§ **TASK**
The listing below must be reproduced in full, exactly as written.
=== RECORDS SUPPLIED ===
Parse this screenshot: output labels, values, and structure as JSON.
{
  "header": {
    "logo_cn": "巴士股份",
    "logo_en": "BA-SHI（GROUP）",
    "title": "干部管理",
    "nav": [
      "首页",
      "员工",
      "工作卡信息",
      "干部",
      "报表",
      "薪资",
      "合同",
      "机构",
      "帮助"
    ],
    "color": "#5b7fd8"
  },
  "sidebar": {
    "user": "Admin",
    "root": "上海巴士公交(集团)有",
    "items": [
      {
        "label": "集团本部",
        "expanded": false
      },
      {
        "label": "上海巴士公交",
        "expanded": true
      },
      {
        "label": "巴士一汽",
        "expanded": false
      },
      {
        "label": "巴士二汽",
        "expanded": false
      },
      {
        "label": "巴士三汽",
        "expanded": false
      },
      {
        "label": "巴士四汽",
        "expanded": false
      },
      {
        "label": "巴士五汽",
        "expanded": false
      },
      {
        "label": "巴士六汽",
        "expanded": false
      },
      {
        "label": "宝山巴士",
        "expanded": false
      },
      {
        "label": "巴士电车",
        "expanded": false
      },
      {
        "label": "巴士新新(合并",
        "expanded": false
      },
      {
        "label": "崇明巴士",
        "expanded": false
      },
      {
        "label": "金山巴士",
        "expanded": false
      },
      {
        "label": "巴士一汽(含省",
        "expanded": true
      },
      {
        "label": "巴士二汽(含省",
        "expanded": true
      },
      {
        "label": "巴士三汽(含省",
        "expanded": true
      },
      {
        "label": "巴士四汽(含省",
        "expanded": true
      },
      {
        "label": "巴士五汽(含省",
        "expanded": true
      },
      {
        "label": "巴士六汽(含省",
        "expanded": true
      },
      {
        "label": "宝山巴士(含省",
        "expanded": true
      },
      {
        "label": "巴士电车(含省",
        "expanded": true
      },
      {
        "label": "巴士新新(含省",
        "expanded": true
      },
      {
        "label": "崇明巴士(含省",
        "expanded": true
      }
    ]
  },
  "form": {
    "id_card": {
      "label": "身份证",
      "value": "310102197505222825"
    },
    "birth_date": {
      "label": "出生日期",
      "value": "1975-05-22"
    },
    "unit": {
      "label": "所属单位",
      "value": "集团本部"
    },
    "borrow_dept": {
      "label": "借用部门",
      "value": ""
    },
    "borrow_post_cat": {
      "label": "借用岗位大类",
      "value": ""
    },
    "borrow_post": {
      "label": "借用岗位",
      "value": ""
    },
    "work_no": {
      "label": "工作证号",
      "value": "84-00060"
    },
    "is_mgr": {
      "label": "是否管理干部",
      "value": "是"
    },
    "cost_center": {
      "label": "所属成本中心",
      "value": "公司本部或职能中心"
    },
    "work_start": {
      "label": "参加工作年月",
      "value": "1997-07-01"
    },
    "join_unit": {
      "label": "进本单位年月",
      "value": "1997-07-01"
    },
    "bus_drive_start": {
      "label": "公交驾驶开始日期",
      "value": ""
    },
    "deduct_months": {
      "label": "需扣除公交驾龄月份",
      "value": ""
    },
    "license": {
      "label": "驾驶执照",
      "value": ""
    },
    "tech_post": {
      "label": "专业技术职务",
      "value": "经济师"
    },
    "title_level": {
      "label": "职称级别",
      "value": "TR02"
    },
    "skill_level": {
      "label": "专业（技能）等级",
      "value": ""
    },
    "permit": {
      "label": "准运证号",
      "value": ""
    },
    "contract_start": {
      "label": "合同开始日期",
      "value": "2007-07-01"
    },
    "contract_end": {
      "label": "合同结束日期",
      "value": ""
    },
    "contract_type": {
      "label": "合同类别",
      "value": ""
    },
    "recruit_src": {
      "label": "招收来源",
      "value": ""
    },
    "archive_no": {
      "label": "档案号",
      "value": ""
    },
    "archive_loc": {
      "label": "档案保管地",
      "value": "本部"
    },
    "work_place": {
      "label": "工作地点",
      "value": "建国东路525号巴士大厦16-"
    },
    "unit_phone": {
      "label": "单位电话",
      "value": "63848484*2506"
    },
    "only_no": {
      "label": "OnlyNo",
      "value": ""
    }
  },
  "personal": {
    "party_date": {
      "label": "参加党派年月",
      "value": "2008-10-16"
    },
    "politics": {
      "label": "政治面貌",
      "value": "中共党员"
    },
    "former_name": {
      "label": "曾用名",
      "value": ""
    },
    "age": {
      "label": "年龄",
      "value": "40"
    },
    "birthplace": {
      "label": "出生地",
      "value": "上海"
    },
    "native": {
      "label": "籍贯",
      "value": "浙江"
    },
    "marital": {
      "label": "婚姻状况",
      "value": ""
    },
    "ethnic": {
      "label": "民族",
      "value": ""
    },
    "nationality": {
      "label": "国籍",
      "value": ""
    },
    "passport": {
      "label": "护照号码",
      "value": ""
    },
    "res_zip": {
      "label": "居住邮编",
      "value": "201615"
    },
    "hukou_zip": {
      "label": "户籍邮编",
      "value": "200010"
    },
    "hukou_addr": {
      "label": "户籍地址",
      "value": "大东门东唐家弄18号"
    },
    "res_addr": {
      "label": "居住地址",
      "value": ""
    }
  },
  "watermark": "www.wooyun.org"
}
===
§ **SOLUTION FOR THIS TASK**
Parse this screenshot: output labels, values, and structure as JSON.
{
  "header": {
    "logo_cn": "巴士股份",
    "logo_en": "BA-SHI（GROUP）",
    "title": "干部管理",
    "nav": [
      "首页",
      "员工",
      "工作卡信息",
      "干部",
      "报表",
      "薪资",
      "合同",
      "机构",
      "帮助"
    ],
    "color": "#5b7fd8"
  },
  "sidebar": {
    "user": "Admin",
    "root": "上海巴士公交(集团)有",
    "items": [
      {
        "label": "集团本部",
        "expanded": false
      },
      {
        "label": "上海巴士公交",
        "expanded": true
      },
      {
        "label": "巴士一汽",
        "expanded": false
      },
      {
        "label": "巴士二汽",
        "expanded": false
      },
      {
        "label": "巴士三汽",
        "expanded": false
      },
      {
        "label": "巴士四汽",
        "expanded": false
      },
      {
        "label": "巴士五汽",
        "expanded": false
      },
      {
        "label": "巴士六汽",
        "expanded": false
      },
      {
        "label": "宝山巴士",
        "expanded": false
      },
      {
        "label": "巴士电车",
        "expanded": false
      },
      {
        "label": "巴士新新(合并",
        "expanded": false
      },
      {
        "label": "崇明巴士",
        "expanded": false
      },
      {
        "label": "金山巴士",
        "expanded": false
      },
      {
        "label": "巴士一汽(含省",
        "expanded": true
      },
      {
        "label": "巴士二汽(含省",
        "expanded": true
      },
      {
        "label": "巴士三汽(含省",
        "expanded": true
      },
      {
        "label": "巴士四汽(含省",
        "expanded": true
      },
      {
        "label": "巴士五汽(含省",
        "expanded": true
      },
      {
        "label": "巴士六汽(含省",
        "expanded": true
      },
      {
        "label": "宝山巴士(含省",
        "expanded": true
      },
      {
        "label": "巴士电车(含省",
        "expanded": true
      },
      {
        "label": "巴士新新(含省",
        "expanded": true
      },
      {
        "label": "崇明巴士(含省",
        "expanded": true
      }
    ]
  },
  "form": {
    "id_card": {
      "label": "身份证",
      "value": "310102197505222825"
    },
    "birth_date": {
      "label": "出生日期",
      "value": "1975-05-22"
    },
    "unit": {
      "label": "所属单位",
      "value": "集团本部"
    },
    "borrow_dept": {
      "label": "借用部门",
      "value": ""
    },
    "borrow_post_cat": {
      "label": "借用岗位大类",
      "value": ""
    },
    "borrow_post": {
      "label": "借用岗位",
      "value": ""
    },
    "work_no": {
      "label": "工作证号",
      "value": "84-00060"
    },
    "is_mgr": {
      "label": "是否管理干部",
      "value": "是"
    },
    "cost_center": {
      "label": "所属成本中心",
      "value": "公司本部或职能中心"
    },
    "work_start": {
      "label": "参加工作年月",
      "value": "1997-07-01"
    },
    "join_unit": {
      "label": "进本单位年月",
      "value": "1997-07-01"
    },
    "bus_drive_start": {
      "label": "公交驾驶开始日期",
      "value": ""
    },
    "deduct_months": {
      "label": "需扣除公交驾龄月份",
      "value": ""
    },
    "license": {
      "label": "驾驶执照",
      "value": ""
    },
    "tech_post": {
      "label": "专业技术职务",
      "value": "经济师"
    },
    "title_level": {
      "label": "职称级别",
      "value": "TR02"
    },
    "skill_level": {
      "label": "专业（技能）等级",
      "value": ""
    },
    "permit": {
      "label": "准运证号",
      "value": ""
    },
    "contract_start": {
      "label": "合同开始日期",
      "value": "2007-07-01"
    },
    "contract_end": {
      "label": "合同结束日期",
      "value": ""
    },
    "contract_type": {
      "label": "合同类别",
      "value": ""
    },
    "recruit_src": {
      "label": "招收来源",
      "value": ""
    },
    "archive_no": {
      "label": "档案号",
      "value": ""
    },
    "archive_loc": {
      "label": "档案保管地",
      "value": "本部"
    },
    "work_place": {
      "label": "工作地点",
      "value": "建国东路525号巴士大厦16-"
    },
    "unit_phone": {
      "label": "单位电话",
      "value": "63848484*2506"
    },
    "only_no": {
      "label": "OnlyNo",
      "value": ""
    }
  },
  "personal": {
    "party_date": {
      "label": "参加党派年月",
      "value": "2008-10-16"
    },
    "politics": {
      "label": "政治面貌",
      "value": "中共党员"
    },
    "former_name": {
      "label": "曾用名",
      "value": ""
    },
    "age": {
      "label": "年龄",
      "value": "40"
    },
    "birthplace": {
      "label": "出生地",
      "value": "上海"
    },
    "native": {
      "label": "籍贯",
      "value": "浙江"
    },
    "marital": {
      "label": "婚姻状况",
      "value": ""
    },
    "ethnic": {
      "label": "民族",
      "value": ""
    },
    "nationality": {
      "label": "国籍",
      "value": ""
    },
    "passport": {
      "label": "护照号码",
      "value": ""
    },
    "res_zip": {
      "label": "居住邮编",
      "value": "201615"
    },
    "hukou_zip": {
      "label": "户籍邮编",
      "value": "200010"
    },
    "hukou_addr": {
      "label": "户籍地址",
      "value": "大东门东唐家弄18号"
    },
    "res_addr": {
      "label": "居住地址",
      "value": ""
    }
  },
  "watermark": "www.wooyun.org"
}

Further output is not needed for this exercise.